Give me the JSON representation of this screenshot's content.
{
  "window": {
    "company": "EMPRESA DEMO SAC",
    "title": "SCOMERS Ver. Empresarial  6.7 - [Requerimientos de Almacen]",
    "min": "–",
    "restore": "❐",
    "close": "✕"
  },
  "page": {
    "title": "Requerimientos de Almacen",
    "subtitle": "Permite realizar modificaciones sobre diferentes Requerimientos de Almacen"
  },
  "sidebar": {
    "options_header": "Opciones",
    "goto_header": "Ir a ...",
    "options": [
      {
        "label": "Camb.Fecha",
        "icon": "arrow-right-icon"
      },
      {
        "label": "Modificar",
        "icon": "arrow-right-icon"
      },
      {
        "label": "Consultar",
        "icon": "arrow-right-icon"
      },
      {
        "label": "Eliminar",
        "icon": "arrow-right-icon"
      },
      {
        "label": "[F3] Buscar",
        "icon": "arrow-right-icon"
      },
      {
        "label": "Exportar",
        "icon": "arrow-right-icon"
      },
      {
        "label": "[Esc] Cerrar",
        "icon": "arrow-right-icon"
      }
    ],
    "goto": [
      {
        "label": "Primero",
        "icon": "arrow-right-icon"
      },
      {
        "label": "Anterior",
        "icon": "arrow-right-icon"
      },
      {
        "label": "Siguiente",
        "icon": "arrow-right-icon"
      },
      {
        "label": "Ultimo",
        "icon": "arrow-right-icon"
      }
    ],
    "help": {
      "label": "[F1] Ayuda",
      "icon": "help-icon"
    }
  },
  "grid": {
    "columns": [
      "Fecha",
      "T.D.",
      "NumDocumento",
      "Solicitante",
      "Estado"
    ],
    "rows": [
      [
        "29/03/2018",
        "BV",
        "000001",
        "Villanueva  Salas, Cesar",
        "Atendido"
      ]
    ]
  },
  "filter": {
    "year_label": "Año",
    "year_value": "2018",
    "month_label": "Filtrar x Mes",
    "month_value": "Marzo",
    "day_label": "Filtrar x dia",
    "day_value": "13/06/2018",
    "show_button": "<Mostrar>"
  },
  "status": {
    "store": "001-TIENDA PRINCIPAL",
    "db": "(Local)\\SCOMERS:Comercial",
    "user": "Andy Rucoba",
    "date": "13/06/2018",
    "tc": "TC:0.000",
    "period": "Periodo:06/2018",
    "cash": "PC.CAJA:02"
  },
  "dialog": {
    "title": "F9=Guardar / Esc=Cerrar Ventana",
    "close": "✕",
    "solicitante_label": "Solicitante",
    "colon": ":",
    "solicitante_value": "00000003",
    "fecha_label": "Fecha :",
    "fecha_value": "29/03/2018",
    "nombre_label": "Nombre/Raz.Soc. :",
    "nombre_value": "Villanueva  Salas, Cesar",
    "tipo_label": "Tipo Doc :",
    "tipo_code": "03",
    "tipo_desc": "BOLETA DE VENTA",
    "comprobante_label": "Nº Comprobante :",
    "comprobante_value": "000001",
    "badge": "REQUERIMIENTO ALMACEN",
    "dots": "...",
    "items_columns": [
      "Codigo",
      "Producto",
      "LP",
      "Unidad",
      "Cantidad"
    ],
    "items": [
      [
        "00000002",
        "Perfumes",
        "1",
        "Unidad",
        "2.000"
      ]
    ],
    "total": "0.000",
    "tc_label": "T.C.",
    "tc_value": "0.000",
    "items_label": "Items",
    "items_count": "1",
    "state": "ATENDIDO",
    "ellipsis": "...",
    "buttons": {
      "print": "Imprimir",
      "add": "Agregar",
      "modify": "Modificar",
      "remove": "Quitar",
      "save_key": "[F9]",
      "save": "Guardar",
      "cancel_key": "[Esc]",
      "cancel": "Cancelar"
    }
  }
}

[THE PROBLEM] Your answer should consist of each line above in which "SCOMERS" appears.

[TASK SOLUTION]
    "title": "SCOMERS Ver. Empresarial  6.7 - [Requerimientos de Almacen]",
    "db": "(Local)\\SCOMERS:Comercial",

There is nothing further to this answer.